Alison McGowan, a freshman in English, said she learned — while at orientation — how the centaur came to the university.
“I believe they told us about the art professors who brought it in during orientation,” she said.
Most students are unaware that it is a work of archaeological fiction.
Veronica Harris, an undecided sophomore, said whether fictional or not, the work looks real.
“I think it could be real. If it’s not real, whoever made it did a great job because it looks authentic,” Harris said.
Even though the creature remains a work of art, the Zoogoer describes it as “one of the most amazing mythological hoaxes.”
It was first assembled in the 1980s by Williams Willers, a biology professor at the University of Wisconsin. He combined the bones of a Shetland pony with a human skeleton and stained them with tea to make them appear aged. After exhibiting the artwork, Willers placed it in a barn for storage.
In 1992, Neil Greenberg of the University of Tennessee’s Department of Zoology and Beauvais Lyons, a UT art professor, began campaigning to raise funds to purchase the centaur and display it at the university. The exhibit finally secured its spot at UT in 1994.
One may ask why two professors would want to trick students in such a manner. The answer is a lesson in skepticism.
“Many students are conditioned to believe the word of authorities, whether they be academic, political, scientific or religious,” Lyons said.

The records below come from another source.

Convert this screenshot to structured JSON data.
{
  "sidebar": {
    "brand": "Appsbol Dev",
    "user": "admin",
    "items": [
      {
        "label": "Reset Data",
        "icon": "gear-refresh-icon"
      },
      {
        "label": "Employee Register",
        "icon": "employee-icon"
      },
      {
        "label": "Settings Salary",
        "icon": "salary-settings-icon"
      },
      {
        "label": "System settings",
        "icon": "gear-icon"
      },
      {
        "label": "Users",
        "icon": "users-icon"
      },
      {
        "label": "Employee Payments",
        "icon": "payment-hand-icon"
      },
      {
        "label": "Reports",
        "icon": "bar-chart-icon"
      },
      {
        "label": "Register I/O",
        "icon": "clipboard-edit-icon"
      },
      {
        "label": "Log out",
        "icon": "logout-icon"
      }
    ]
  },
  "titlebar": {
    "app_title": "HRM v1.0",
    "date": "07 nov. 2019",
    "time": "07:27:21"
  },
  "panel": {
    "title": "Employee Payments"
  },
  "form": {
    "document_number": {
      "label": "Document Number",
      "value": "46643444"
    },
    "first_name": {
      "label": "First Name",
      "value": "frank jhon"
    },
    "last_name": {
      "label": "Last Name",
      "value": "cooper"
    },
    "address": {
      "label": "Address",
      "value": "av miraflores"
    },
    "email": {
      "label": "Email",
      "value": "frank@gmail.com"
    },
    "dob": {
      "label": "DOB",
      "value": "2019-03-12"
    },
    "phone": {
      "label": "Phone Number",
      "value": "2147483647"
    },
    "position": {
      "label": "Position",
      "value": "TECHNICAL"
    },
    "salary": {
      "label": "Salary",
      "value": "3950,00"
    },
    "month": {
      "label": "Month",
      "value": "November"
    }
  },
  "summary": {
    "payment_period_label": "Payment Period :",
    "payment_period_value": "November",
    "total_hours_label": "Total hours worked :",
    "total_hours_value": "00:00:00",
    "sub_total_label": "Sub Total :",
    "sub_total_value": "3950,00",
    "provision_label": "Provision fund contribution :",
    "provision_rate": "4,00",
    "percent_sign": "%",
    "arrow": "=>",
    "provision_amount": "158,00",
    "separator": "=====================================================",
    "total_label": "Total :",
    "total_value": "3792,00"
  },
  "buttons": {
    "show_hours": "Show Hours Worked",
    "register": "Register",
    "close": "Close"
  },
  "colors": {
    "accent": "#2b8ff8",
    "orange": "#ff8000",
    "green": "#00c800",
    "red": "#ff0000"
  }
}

In Zoogoer, Greenberg said science is not always as factual as it often seems: “I want my students skeptical. Science is not a pile of facts and bones but acts of critical inquiry, driven by imagination and reined in by logic.”